The two Voyagers were launched at a particular moment in our solar system’s clock, in order to take advantage of the line-up of the planets so as to slingshot themselves out of the solar system, something which will not occur again for 200 years. 1977! I was 12, and I thought this was but the beginning…
Scientists using European Space Agency’s Herschel Space Observatory have detected water vapor escaping from two regions on the dwarf planet / asteroid Ceres. The question then becomes whether it is erupting from cold volcanoes or if it is subliming, with a possible answer coming in 2015 when the NASA Dawn spacecraft orbits the planet/asteroid. Water on Ceres supports “models of the solar system in which giant planets, such as Jupiter, migrated to their current positions, mixing material from the outer and inner regions of the solar system. This mixing could have moved Ceres and Vesta far from the sites where they formed.

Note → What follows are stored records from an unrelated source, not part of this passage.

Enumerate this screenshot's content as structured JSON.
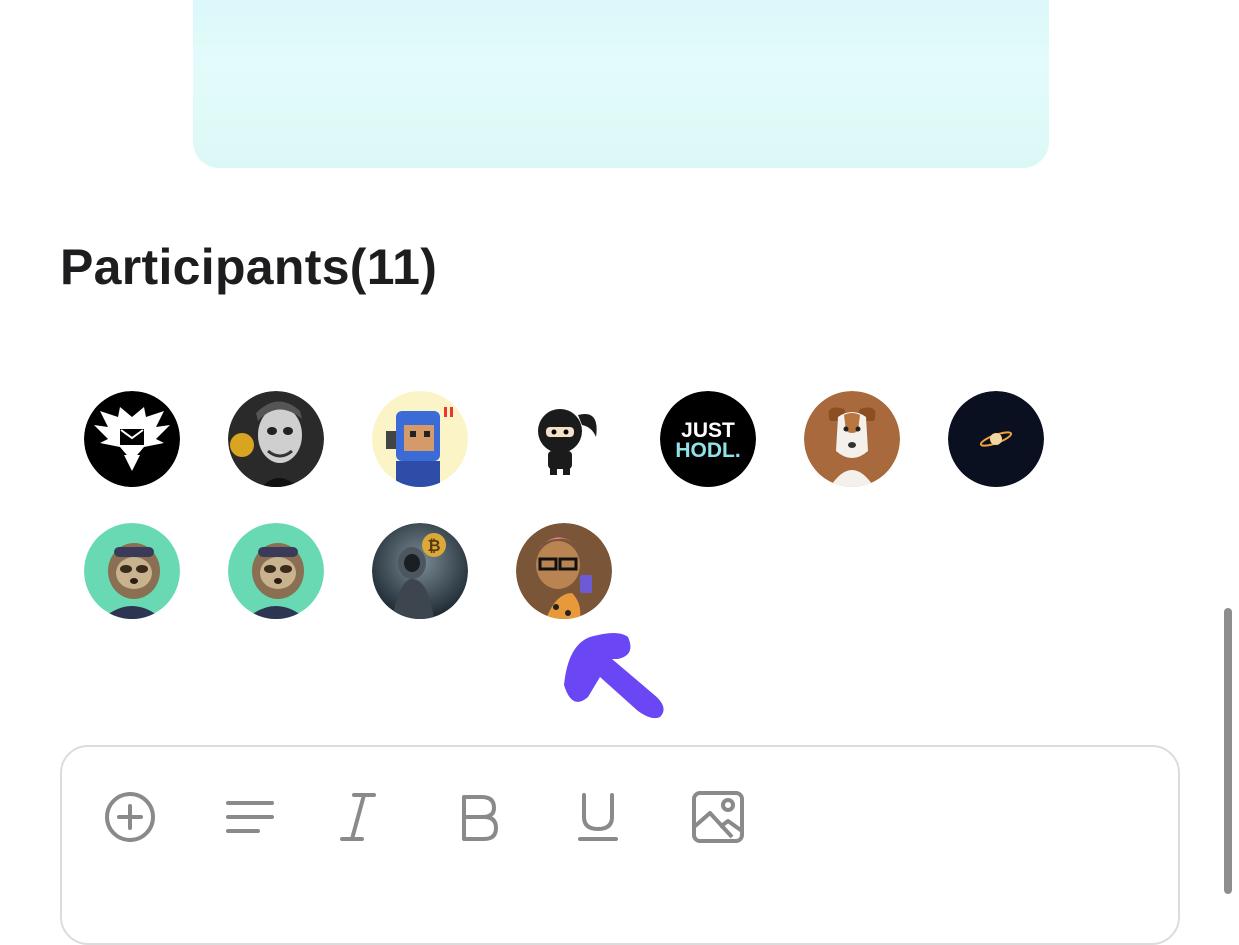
{
  "participants": {
    "title": "Participants(11)",
    "avatars": [
      {
        "name": "eagle-emblem",
        "bg": "#000000"
      },
      {
        "name": "joker",
        "bg": "#2a2a2a"
      },
      {
        "name": "pixel-astronaut",
        "bg": "#fbf4c6"
      },
      {
        "name": "ninja",
        "bg": "#ffffff"
      },
      {
        "name": "just-hodl",
        "bg": "#000000",
        "text": "JUST HODL."
      },
      {
        "name": "dog",
        "bg": "#a86a3c"
      },
      {
        "name": "planet",
        "bg": "#0b1020"
      },
      {
        "name": "sloth-1",
        "bg": "#69d9b3"
      },
      {
        "name": "sloth-2",
        "bg": "#69d9b3"
      },
      {
        "name": "bitcoin-astronaut",
        "bg": "#3b4a55",
        "text": "₿"
      },
      {
        "name": "pink-hair-character",
        "bg": "#7a5538"
      }
    ]
  },
  "brand": {
    "logo": "logo-glyph",
    "color": "#6b46f5"
  },
  "editor": {
    "tools": [
      {
        "name": "add-icon"
      },
      {
        "name": "align-icon"
      },
      {
        "name": "italic-icon"
      },
      {
        "name": "bold-icon"
      },
      {
        "name": "underline-icon"
      },
      {
        "name": "image-icon"
      }
    ],
    "icon_color": "#8a8a8a"
  }
}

Ceres probably formed close to its current position, but accreted material from further out. … The findings also suggest that asteroids may have delivered some of the water in Earth’s oceans.”
And, strangely enough, Ceres features in James Corey’s Leviathan Wakes, which I just finished reading. Cue Twilight Zone music…
Read the report at Sci-News. In the mean time, here’s an illustration to whet your appetite:
I didn’t know that water on Mars had previously been discussed. Given the job of reading Kim Stanley Robinson’s Mars trilogy, I couldn’t help but imagine a not-so-distant future where the presence of water on Mars becomes central to colonization efforts of the planet.